Former Grand Forks teacher accused of having sex with student charged in Minnesota
CROOKSTON--A former Grand Forks teacher charged with having sexual relationships with a student in North Dakota faces similar charges in Minnesota for alleged encounters with the same student there.
CROOKSTON-A former Grand Forks teacher charged with having sexual relationships with a student in North Dakota faces similar charges in Minnesota for alleged encounters with the same student there.
James Patrick Whalen, 41, will appear Tuesday in Polk County District Court on third-degree criminal sexual conduct, a felony that carries a maximum sentence of 15 years in prison and a fine of $30,000.
The charges, filed July 20, come after the Polk County Sheriff's Office began investigating Whalen after a student between the ages of 16 and 18 said she and Whalen had sex sometime in early January near Crookston in Whalen's Ford Expedition. The investigation was initiated after Grand Forks' Central High School administrators received reports of Whalen and the student exchanging multiple text messages with each other.
Whalen admitted to administrators there were "inappropriate things going on between himself" and the student, adding the two had "clicked" with each other and the relationship made him feel good, according to court documents. He also admitted to having sex with the victim, according to the Polk County criminal complaint.
The complaint details several alleged encounters between Whalen and the student, including driving to Kellys Slough west of Grand Forks to have sex and watch the sun set.
In the Polk County charges, investigators said Whalen picked the student up in December so they could drive into Minnesota to watch the stars in a park. There, Whalen sexually touched her, according to the criminal complaint.
In a second alleged encounter, Whalen drove the victim after Christmas break to a remote area near Crookston, where the student said Whalen wanted to show her a church, according to court documents. When they discovered the church was locked, they drove to a remote dirt road, where the victim told investigators they had sex, which was planned in advance, according to court documents.
Whalen, who resigned March 1, was charged the same day in Grand Forks District Court with two counts of corruption or solicitation of minors after the same student said they had sexual relations, including intercourse at Central High School and at his home. He was later charged with additional counts of corruption or solicitation of minors and sexual assault, but the two cases will be combined for trial.
DNA and Whalen's rights
On the North Dakota side, a Friday hearing could decide if the defense will get to interview the victim before Whalen's trial and whether the state can conduct tests on a hair found on a blanket seized from his car.
Whalen's attorney, Robert Hoy, responded to the state's argument that his client's right to confront his accuser is a trial right. The prosecution previously argued the court must protect the victim from repeated interviews that could be "inherently traumatic" by preventing the defense from deposing the victim outside of court.

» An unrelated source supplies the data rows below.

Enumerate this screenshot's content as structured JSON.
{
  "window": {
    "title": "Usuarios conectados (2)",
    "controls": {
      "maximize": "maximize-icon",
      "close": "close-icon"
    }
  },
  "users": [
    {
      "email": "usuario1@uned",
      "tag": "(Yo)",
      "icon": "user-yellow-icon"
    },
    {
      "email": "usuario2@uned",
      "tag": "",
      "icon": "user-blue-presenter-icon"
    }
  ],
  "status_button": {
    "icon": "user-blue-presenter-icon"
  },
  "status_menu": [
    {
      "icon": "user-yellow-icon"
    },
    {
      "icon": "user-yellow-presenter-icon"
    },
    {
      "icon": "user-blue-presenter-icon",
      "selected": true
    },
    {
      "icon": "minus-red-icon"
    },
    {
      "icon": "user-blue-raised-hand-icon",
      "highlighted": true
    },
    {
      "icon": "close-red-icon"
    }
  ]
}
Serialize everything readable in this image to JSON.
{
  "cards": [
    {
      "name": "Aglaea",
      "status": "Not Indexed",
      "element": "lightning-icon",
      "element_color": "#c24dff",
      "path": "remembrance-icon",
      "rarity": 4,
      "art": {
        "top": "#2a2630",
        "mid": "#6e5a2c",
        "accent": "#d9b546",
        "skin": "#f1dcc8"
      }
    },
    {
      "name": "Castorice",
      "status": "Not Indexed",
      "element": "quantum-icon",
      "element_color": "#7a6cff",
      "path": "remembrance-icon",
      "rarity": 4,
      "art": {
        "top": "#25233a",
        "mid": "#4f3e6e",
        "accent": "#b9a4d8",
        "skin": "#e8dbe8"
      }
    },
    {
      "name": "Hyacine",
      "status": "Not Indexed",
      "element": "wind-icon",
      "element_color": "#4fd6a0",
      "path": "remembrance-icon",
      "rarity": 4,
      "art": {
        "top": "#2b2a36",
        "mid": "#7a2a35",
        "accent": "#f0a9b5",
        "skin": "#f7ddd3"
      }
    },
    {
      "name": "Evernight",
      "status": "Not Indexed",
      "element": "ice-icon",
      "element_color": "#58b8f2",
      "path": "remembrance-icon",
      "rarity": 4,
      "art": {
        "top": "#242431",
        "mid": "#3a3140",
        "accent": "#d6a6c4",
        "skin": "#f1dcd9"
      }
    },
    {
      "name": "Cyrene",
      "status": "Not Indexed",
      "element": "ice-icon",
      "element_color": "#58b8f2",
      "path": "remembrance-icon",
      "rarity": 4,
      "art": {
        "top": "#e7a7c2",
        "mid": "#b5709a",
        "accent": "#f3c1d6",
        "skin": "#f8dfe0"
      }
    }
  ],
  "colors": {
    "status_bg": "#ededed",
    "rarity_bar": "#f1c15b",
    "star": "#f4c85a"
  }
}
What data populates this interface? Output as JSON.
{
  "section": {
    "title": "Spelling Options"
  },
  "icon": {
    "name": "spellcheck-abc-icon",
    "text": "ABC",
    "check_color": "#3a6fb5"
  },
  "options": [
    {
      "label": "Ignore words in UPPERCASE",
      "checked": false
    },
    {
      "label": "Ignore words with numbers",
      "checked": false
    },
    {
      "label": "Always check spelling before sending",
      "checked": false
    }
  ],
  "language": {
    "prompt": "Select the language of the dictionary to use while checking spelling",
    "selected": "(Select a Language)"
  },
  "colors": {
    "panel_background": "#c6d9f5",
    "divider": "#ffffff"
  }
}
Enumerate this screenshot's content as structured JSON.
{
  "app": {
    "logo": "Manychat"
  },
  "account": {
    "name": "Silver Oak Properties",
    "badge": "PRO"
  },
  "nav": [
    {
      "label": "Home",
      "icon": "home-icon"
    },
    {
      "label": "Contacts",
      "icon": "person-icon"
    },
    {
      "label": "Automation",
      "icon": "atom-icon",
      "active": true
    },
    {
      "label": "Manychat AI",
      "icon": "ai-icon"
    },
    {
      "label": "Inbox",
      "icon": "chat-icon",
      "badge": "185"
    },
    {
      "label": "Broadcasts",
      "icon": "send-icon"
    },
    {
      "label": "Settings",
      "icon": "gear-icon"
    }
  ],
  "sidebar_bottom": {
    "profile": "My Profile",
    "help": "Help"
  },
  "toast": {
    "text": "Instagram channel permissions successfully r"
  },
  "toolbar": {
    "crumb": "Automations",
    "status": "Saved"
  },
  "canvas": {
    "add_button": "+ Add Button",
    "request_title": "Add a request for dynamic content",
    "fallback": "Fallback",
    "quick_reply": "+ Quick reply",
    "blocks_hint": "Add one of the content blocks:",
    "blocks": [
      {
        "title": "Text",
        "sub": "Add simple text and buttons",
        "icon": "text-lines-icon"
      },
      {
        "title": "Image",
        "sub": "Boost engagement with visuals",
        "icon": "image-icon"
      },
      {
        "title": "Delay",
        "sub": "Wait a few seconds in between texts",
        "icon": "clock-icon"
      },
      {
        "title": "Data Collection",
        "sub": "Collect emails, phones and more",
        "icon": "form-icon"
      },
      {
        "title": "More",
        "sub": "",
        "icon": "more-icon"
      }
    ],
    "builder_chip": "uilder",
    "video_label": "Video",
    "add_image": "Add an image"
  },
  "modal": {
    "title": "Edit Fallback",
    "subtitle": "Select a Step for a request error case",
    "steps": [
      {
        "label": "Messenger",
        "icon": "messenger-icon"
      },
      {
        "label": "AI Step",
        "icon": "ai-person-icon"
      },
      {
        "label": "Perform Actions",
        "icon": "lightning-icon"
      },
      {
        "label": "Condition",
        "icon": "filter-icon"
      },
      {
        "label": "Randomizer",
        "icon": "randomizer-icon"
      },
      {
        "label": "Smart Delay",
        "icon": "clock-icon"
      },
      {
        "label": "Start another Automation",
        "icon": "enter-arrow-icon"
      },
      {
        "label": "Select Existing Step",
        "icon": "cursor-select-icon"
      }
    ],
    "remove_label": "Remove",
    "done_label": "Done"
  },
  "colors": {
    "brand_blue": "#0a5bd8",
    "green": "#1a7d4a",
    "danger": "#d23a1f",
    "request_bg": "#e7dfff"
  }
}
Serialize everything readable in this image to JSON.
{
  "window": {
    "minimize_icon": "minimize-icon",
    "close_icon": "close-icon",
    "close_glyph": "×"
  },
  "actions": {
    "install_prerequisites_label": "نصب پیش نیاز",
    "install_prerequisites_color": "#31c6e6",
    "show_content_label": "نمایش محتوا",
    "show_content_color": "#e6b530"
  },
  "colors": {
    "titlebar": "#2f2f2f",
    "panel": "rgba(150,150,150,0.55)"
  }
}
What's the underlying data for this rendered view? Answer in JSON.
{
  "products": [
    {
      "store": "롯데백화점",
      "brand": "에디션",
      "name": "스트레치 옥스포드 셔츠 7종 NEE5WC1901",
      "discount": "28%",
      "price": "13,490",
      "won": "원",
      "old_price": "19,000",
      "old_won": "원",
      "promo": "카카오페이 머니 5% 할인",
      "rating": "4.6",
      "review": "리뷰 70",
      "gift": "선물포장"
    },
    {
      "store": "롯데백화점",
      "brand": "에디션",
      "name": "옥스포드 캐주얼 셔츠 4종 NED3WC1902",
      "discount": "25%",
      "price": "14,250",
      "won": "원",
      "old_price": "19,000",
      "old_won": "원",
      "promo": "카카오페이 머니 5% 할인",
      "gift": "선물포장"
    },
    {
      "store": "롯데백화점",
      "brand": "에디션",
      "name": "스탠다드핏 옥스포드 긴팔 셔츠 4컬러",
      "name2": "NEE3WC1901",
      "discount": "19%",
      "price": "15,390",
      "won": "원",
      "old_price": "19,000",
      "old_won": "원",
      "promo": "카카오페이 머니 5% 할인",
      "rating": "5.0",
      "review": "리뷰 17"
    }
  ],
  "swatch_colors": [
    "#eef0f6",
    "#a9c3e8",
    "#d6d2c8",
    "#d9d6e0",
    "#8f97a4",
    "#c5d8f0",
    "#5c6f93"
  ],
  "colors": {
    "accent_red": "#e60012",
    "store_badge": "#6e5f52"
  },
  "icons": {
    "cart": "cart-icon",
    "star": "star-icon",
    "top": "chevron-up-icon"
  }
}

Despite having access to hours of interviews from the victim, Hoy argued the state's approach violates Whalen's rights to confront the victim and due process.
The victim has not objected to the defense's subpoena for deposition, and though the state objects, it has not proven the deposition will "unreasonably annoy, embarrass, oppress or cause harm" to the victim, Hoy argued. Whalen's rights extend beyond the trial, Hoy said, adding since the victim's testimony is primary evidence that could be used against Whalen in trial, the court should not cut him off from interviewing the student.
Hoy also argued the deposition is not repetitive, as the state argues. The defense has yet to interview the victim, and by definition, the deposition cannot be described as repetitive, Hoy said in his response.
"While the state claims the psychological impact of repetitive interviews 'is not debatable,' it clearly did not think this was true when school officials and law enforcement interviews (the student) the first four times," Hoy said in the response. "The state would have the court believe no psychological impact was at stake during the first four 'lengthy and comprehensive interviews' by school officials and law enforcement, but it is 'not debatable' that a single deposition by the defendant would produce trauma and psychological harm because it is too repetitive based on the earlier interviews."
The state also wants to test a hair that was found in Whalen's car, but possible destruction of the hair would prevent the defense from testing it, Hoy argued. Whalen has the right to defend himself against the state by independently testing the evidence, Hoy wrote in a motion against the testing filed May 26. He added the state could try to preserve some of the hair for the defense.
The state argues there are other hairs the defense could test, adding testing the hair would not violate Whalen's rights because the due process clause does not require the state to preserve evidence subjected to testing.
"Rather, the (U.S. Supreme Court) reasoned that the evidence submitted at trial is the testing results rather than the actual sample tested," Assistant State's Attorney Haley Wamstad argued in a response.